▸ **Records from a data source**:

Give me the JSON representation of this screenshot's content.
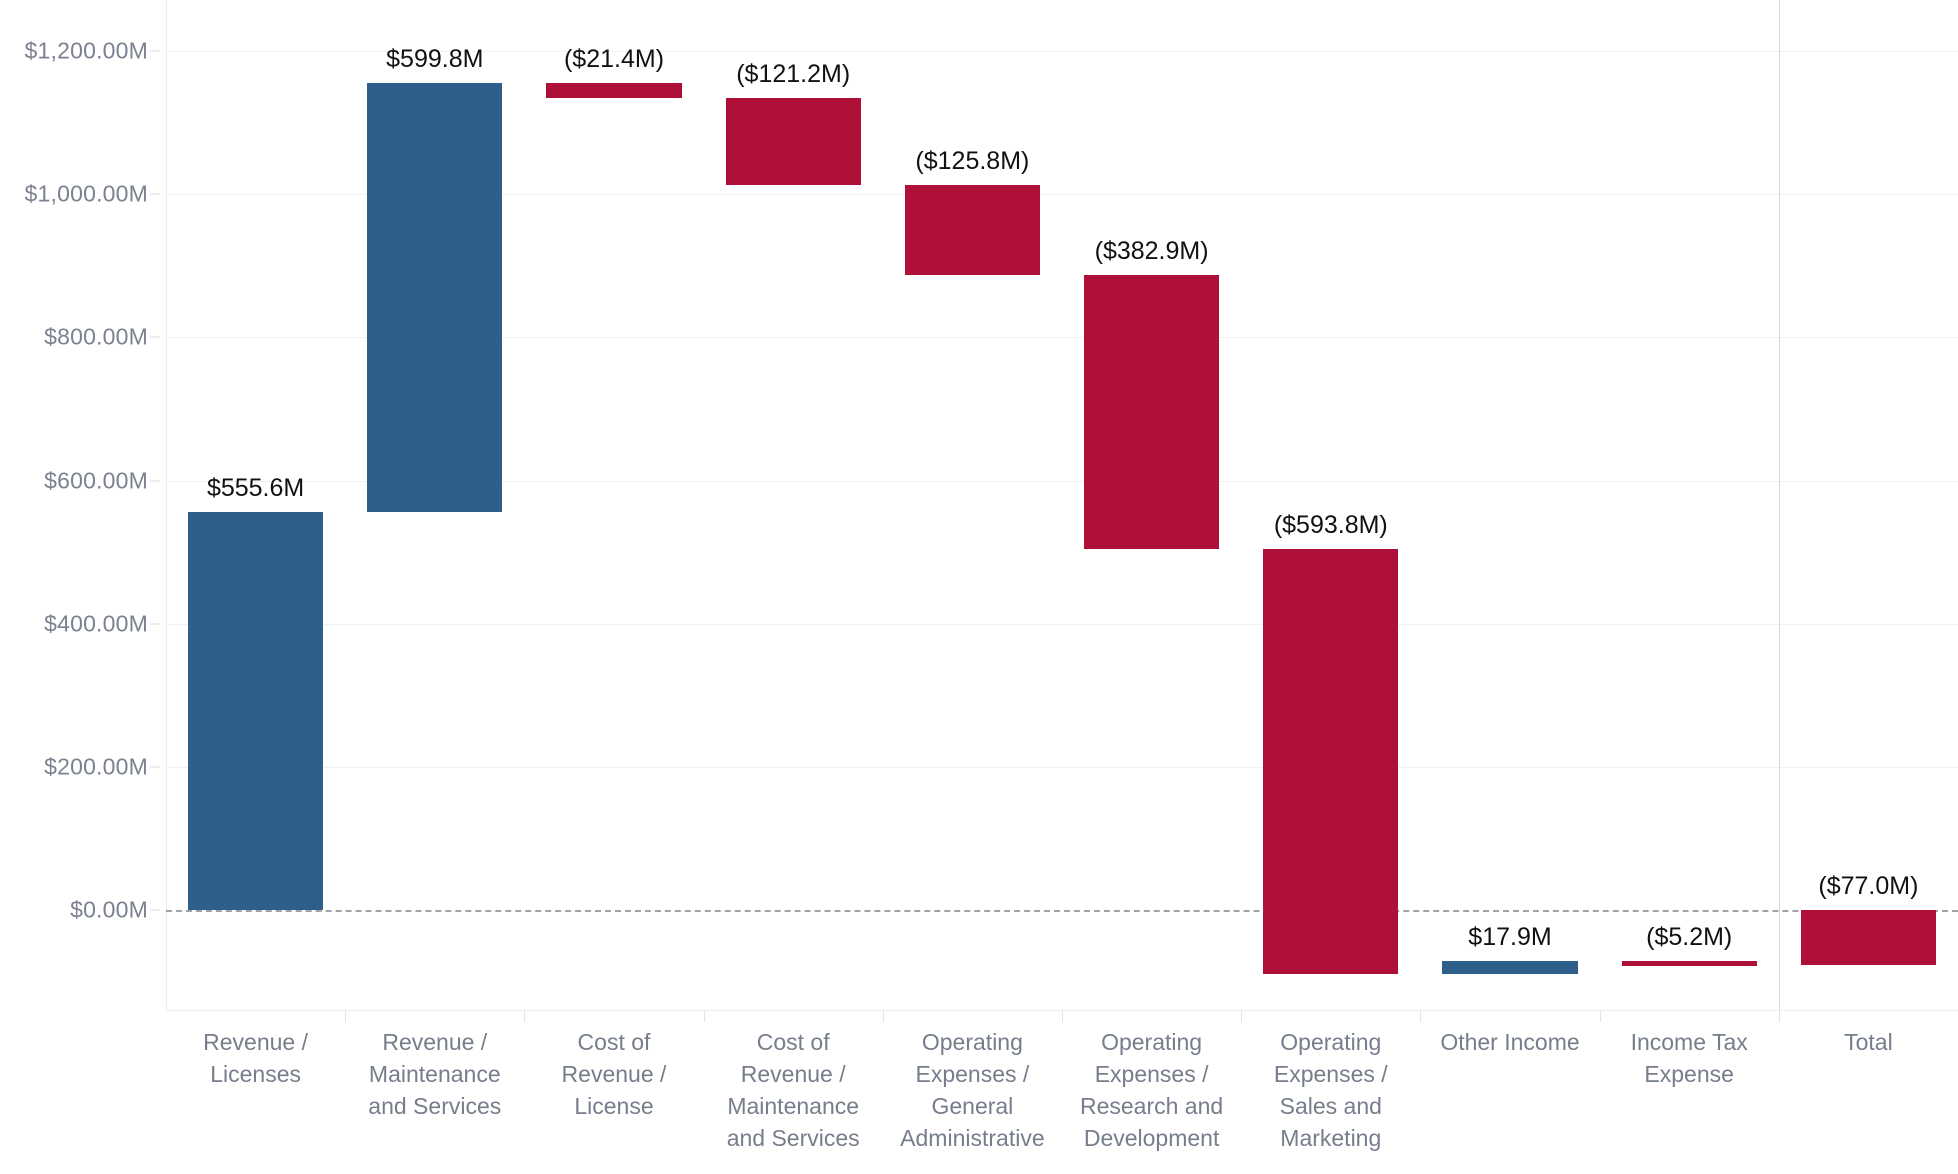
{
  "chart_data": {
    "type": "bar",
    "chart_subtype": "waterfall",
    "title": "",
    "subtitle": "",
    "xlabel": "",
    "ylabel": "",
    "ylim": [
      -200,
      1260
    ],
    "grid": true,
    "legend": false,
    "y_ticks": [
      {
        "value": 1200,
        "label": "$1,200.00M"
      },
      {
        "value": 1000,
        "label": "$1,000.00M"
      },
      {
        "value": 800,
        "label": "$800.00M"
      },
      {
        "value": 600,
        "label": "$600.00M"
      },
      {
        "value": 400,
        "label": "$400.00M"
      },
      {
        "value": 200,
        "label": "$200.00M"
      },
      {
        "value": 0,
        "label": "$0.00M"
      }
    ],
    "units": "Millions USD",
    "categories": [
      "Revenue /\nLicenses",
      "Revenue /\nMaintenance\nand Services",
      "Cost of\nRevenue /\nLicense",
      "Cost of\nRevenue /\nMaintenance\nand Services",
      "Operating\nExpenses /\nGeneral\nAdministrative",
      "Operating\nExpenses /\nResearch and\nDevelopment",
      "Operating\nExpenses /\nSales and\nMarketing",
      "Other Income",
      "Income Tax\nExpense",
      "Total"
    ],
    "values": [
      555.6,
      599.8,
      -21.4,
      -121.2,
      -125.8,
      -382.9,
      -593.8,
      17.9,
      -5.2,
      -77.0
    ],
    "value_labels": [
      "$555.6M",
      "$599.8M",
      "($21.4M)",
      "($121.2M)",
      "($125.8M)",
      "($382.9M)",
      "($593.8M)",
      "$17.9M",
      "($5.2M)",
      "($77.0M)"
    ],
    "cumulative_start": [
      0,
      555.6,
      1155.4,
      1134.0,
      1012.8,
      887.0,
      504.1,
      -89.7,
      -71.8,
      0
    ],
    "cumulative_end": [
      555.6,
      1155.4,
      1134.0,
      1012.8,
      887.0,
      504.1,
      -89.7,
      -71.8,
      -77.0,
      -77.0
    ],
    "is_total": [
      false,
      false,
      false,
      false,
      false,
      false,
      false,
      false,
      false,
      true
    ],
    "colors": {
      "increase": "#2E5F8A",
      "decrease": "#AF1038",
      "gridline": "#F0F1F2",
      "zeroline": "#9FA3A8",
      "axis_text": "#767D8B",
      "label_text": "#111111"
    }
  }
}
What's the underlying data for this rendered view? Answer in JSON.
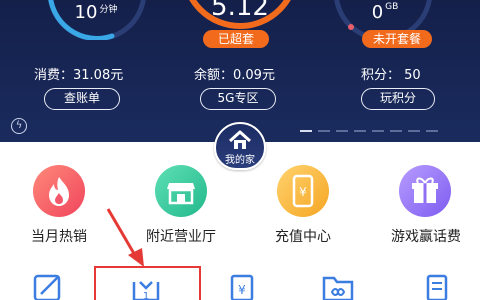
{
  "gauges": {
    "left": {
      "value": "10",
      "unit": "分钟"
    },
    "center": {
      "value": "5.12",
      "tag": "已超套"
    },
    "right": {
      "value": "0",
      "unit": "GB",
      "tag": "未开套餐"
    }
  },
  "stats": {
    "consumption": "消费：31.08元",
    "balance": "余额：0.09元",
    "points": "积分：  50"
  },
  "actions": {
    "bill": "查账单",
    "zone5g": "5G专区",
    "play_points": "玩积分"
  },
  "home": {
    "label": "我的家"
  },
  "menu": [
    {
      "label": "当月热销",
      "icon": "flame-icon"
    },
    {
      "label": "附近营业厅",
      "icon": "store-icon"
    },
    {
      "label": "充值中心",
      "icon": "phone-yuan-icon"
    },
    {
      "label": "游戏赢话费",
      "icon": "gift-icon"
    }
  ],
  "colors": {
    "header_bg": "#14204a",
    "accent_orange": "#f26b1d",
    "highlight_red": "#e53935",
    "icon_blue": "#3b7de0"
  }
}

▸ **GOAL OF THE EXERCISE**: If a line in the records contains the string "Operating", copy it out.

▸ **ANSWER SPACE**:
      "Operating\nExpenses /\nGeneral\nAdministrative",
      "Operating\nExpenses /\nResearch and\nDevelopment",
      "Operating\nExpenses /\nSales and\nMarketing",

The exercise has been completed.